When it comes to baseball in Seattle, he never will be confused with Ken Griffey Jr., Randy Johnson or Alex Rodriguez.
Even retired pitcher Aaron Sele -- a former North Kitsap High School standout -- was a more accomplished major leaguer.
While 1996 South Kitsap graduate Willie Bloomquist isn’t a significant major league player, the Mariners’ utility player is an important figure in Port Orchard. And it’s nice to see the Kitsap County-Bremerton Athletic Roundtable and Kitsap Sports Council honor him after the Aug. 24 game against Oakland at Safeco Field.
Bloomquist, 30, might as well be the aforementioned stars when it comes to Little Leaguers and those who wear the Wolves’ pinstriped jerseys. They see a hometown player notorious for his work ethic who overcame physical limitations to become a third-round draft pick in 1999.
They see hope.
Perhaps with the same dedication to training and relentless pursuit of success, they, too, can earn a college scholarship and play pro baseball. Bloomquist was such a committed Little Leaguer that his father, Bill, and friends helped construct a field in the family’s backyard.
The commitment never has waned. Bloomquist helped guide coach Elton Goodwin to the second of his three state championships in 1996 at South with a 23-0 record. He helped Arizona State reach the College World Series in 1998, and then returned to the Northwest to play for his childhood team.
In Seattle, Bloomquist has had to make some adjustments. He never has been a strong enough hitter to be a major-league starter. After posting a .321 slugging percentage in 2003 -- his first full season with the M’s -- Bloomquist could have found himself out of the majors.
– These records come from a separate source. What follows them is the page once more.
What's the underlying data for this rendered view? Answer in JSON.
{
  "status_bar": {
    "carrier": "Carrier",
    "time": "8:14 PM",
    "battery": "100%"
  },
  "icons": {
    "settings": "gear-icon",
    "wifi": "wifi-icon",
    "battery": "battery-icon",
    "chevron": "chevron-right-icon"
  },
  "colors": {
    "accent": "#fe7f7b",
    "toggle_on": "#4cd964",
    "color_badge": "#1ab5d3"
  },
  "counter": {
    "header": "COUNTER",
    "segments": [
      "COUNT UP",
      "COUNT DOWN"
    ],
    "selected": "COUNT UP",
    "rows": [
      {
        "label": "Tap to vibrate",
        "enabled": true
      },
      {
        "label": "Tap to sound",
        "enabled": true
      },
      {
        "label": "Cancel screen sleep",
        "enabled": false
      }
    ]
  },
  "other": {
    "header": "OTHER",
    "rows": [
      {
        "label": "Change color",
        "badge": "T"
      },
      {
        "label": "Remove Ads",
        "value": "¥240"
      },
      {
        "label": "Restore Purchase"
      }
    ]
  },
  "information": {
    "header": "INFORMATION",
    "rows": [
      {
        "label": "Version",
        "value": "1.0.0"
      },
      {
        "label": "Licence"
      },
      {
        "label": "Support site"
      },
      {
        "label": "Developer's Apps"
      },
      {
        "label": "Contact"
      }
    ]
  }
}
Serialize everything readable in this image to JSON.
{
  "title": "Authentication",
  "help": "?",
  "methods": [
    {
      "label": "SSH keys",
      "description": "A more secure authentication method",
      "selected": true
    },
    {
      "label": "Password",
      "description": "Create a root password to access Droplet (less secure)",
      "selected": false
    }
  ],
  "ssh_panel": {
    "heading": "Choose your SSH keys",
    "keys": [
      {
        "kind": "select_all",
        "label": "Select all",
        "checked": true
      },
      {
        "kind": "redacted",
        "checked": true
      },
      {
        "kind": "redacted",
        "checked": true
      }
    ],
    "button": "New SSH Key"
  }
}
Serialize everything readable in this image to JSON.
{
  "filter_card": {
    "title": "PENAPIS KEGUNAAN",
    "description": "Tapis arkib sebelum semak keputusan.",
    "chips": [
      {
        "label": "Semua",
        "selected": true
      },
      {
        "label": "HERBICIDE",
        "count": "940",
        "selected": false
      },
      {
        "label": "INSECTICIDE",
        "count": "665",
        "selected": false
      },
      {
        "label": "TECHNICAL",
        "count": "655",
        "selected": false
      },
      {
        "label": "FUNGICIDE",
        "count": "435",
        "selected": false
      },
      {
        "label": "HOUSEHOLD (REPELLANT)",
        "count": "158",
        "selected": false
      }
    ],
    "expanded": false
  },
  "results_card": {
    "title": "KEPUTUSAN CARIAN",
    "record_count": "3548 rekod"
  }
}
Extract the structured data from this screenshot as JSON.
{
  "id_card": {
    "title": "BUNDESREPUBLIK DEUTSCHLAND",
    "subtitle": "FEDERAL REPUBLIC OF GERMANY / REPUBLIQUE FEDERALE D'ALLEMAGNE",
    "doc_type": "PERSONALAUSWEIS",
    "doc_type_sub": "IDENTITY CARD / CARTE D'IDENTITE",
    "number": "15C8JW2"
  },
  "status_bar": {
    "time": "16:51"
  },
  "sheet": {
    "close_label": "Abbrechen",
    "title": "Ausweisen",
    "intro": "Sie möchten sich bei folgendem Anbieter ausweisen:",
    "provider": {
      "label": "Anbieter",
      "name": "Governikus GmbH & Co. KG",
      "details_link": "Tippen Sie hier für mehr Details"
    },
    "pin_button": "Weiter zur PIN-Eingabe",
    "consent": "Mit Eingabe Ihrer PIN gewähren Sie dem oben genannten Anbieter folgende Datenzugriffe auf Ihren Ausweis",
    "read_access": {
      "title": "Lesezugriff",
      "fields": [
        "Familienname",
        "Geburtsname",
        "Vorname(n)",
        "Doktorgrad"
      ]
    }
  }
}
Instead, he’s improved in other areas. While his slugging percentage has remained consistent -- his career mark is .324 -- Bloomquist has worked on his plate discipline. In 2004, he had an abysmal .283 on-base percentage. On this year’s free-swinging, last-place squad, Bloomquist has the best on-base percentage (.382) of any player with more than 100 at-bats.
Bloomquist entered the major leagues in 2002, which was manager Lou Piniella’s last season in Seattle. Piniella stressed the importance of versatility and used it to find such players as Mark McLemore and Desi Relaford consistent playing time. Bloomquist learned that early and played every position besides catcher and pitcher two years ago.
In an era when high-school coaches complain that their players are resistant to making adjustments and listening, Bloomquist should serve as an example for upcoming athletes. In a nondescript way and without Hall of Fame talent, he’s become one of the most successful athletes Port Orchard has produced.
Now that is worth recognizing.